Tax for Lands’ Sake
31 October, 2013
To boost cultivation of agricultural land and raise its share in economic value making chain, Georgian legislative body ponders over the idea of applying property tax to all agricultural lands, both cultivated and non-cultivated. Petty farmers feel disappointed but economic and agriculture connoisseurs believe this is the only remedy to prompt small farmers set up cooperatives and consolidate lands and efforts for the sake of higher economic benefits.
There are around 800 hectares (ha) of agricultural lands in Georgia and

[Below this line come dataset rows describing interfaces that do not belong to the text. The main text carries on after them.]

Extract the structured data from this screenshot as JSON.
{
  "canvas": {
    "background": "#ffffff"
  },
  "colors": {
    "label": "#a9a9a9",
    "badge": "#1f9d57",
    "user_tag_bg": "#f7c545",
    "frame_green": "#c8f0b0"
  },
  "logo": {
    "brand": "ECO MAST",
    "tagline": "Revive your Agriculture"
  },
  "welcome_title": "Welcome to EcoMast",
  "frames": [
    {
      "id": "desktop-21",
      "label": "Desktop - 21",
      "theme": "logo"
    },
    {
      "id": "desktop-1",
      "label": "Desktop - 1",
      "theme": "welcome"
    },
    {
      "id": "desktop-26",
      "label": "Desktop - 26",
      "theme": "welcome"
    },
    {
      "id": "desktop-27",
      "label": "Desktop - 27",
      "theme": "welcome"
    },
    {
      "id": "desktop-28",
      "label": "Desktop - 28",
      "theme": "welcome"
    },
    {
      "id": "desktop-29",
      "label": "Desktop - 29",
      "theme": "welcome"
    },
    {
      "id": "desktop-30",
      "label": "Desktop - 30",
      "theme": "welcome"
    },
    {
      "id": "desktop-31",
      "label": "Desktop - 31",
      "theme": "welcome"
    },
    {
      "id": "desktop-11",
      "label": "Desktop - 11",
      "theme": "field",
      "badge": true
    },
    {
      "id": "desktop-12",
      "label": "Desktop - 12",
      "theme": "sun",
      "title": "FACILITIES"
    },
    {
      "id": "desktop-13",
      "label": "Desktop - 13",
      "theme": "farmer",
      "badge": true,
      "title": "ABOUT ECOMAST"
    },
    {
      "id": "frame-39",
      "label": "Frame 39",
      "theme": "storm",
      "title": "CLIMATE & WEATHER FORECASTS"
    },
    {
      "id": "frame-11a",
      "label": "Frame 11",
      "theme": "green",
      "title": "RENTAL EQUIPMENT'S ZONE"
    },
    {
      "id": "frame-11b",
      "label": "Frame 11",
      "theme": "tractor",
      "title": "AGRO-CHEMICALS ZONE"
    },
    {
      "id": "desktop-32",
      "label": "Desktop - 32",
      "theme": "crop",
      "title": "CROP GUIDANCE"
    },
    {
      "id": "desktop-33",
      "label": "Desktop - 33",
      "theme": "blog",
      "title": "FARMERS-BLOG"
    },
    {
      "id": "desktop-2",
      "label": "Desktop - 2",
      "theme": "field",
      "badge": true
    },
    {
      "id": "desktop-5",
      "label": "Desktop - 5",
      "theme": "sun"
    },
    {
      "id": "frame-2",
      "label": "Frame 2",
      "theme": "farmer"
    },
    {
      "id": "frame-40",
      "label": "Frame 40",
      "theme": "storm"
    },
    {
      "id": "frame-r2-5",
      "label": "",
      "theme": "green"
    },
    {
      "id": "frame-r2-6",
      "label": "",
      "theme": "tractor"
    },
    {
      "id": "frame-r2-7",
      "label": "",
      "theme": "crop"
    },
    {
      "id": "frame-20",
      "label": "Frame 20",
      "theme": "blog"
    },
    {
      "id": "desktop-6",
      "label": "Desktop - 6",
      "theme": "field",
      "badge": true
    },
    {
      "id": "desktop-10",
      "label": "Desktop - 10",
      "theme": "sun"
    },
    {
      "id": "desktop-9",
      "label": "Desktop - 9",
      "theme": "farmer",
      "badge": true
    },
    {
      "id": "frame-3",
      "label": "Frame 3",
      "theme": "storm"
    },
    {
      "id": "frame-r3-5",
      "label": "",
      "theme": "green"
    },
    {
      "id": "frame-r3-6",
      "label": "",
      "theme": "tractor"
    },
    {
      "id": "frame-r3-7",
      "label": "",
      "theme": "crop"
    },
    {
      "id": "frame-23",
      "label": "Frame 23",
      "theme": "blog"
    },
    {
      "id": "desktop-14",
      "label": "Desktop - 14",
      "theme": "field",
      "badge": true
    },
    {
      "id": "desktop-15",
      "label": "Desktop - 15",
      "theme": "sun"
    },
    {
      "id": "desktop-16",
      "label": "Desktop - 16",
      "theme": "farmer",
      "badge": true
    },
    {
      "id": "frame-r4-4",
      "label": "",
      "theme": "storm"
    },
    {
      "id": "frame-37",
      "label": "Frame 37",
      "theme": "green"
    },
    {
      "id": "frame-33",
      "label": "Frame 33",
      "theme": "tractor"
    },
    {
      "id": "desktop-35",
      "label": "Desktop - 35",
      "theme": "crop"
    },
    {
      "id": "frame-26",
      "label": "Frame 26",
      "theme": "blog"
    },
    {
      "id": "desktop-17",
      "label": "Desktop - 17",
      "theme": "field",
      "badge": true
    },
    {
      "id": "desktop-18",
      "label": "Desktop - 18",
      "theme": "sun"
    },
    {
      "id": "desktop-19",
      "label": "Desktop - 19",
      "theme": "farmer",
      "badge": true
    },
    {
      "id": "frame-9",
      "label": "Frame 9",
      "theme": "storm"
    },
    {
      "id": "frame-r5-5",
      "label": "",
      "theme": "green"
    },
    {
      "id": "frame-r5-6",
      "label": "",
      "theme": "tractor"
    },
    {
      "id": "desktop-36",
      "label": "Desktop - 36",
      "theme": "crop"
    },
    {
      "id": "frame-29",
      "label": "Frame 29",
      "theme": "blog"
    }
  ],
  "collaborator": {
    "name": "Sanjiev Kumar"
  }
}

only its quarter has been cultivated up to this year. As new government launched an agriculture support program aiding farmers by cheap credits, the cultivated space increased up to 450 ha. However, it did not induce farmers to pool their lands. Dissected arable lands and pastures still remain as one of the major problems that makes agriculture non-profitable in Georgia. The point is that 78% of the entire agriculture land pool of the country is made by small farmers owning around 1 ha land plots whereas up to 5 ha large agriculture lands are exempted from the property tax conventionally known as land tax. According to Paata Koghuashvili, an agriculture analyst, the exempted small land plots figure around 500 thousand ha totally while the average tax on land is GEL 80 per 1 ha. Yet, its rate varies from GEL 50 to 100 from region to region. The simple calculation suggests that even based on the lowest tax of GEL 50, it comes out that at least GEL 25 million of land tax never enters the local budget as far as the land tax belongs to municipalities. This is a huge sum if we take into account the centralized taxation system of Georgia that leaves a couple of taxes to local budgets such as land and gambling taxes. The land tax exemption boosts further dissection of agriculture lands as owners try to elude taxes and register lands in separate ownership. More than that, as far as agriculture is considered as a non-profitable business in Georgia the land price is far below the international level and as the liberal reforms of 2004-2012 made all lands available to purchase to both local and foreign investors without particular requirements of investment plans on agriculture land, they became a sort of investment tool to foreign investors. As a result, around 30-35 ha of agriculture lands acquired by foreign investors [ mainly Indian, Chinese and Arabian ones] for alleged investment projects lay barren adding no value in the country’s economy and only securing future profit to their owners as normally land’s price goes higher with the years. And although a law on cooperatives aimed on pooling lands and enhancing production in agriculture industry entered into effect this spring, small farmers do not harry to amalgamate land resources and efforts as far as the concept of cooperatives based on joining assets and labor remind them the notorious collective farming practice of the Soviet Past, Davit Mamukelashvili, an economic analyst, explains. Therefore both Koghuashvili and Mamukelashvili believe the only way to foster cooperatives is taxation of all lands without exemption.
“This will compel farmers to merge under cooperatives that offer the five year exemption period on all taxes plus other state preferences and subsidies that are expected to come in the way of cooperatives in future,” Mamukelashvili said. Koghuashvili believes a law on lands must also include strict obligations on presenting very detailed investment plan and social-economic strategy the investor offers in case of acquiring or renting agriculture land.
“Investment in lands is not the money paid for land but the enterprise and production that is set up on it,” Koghuashvili said.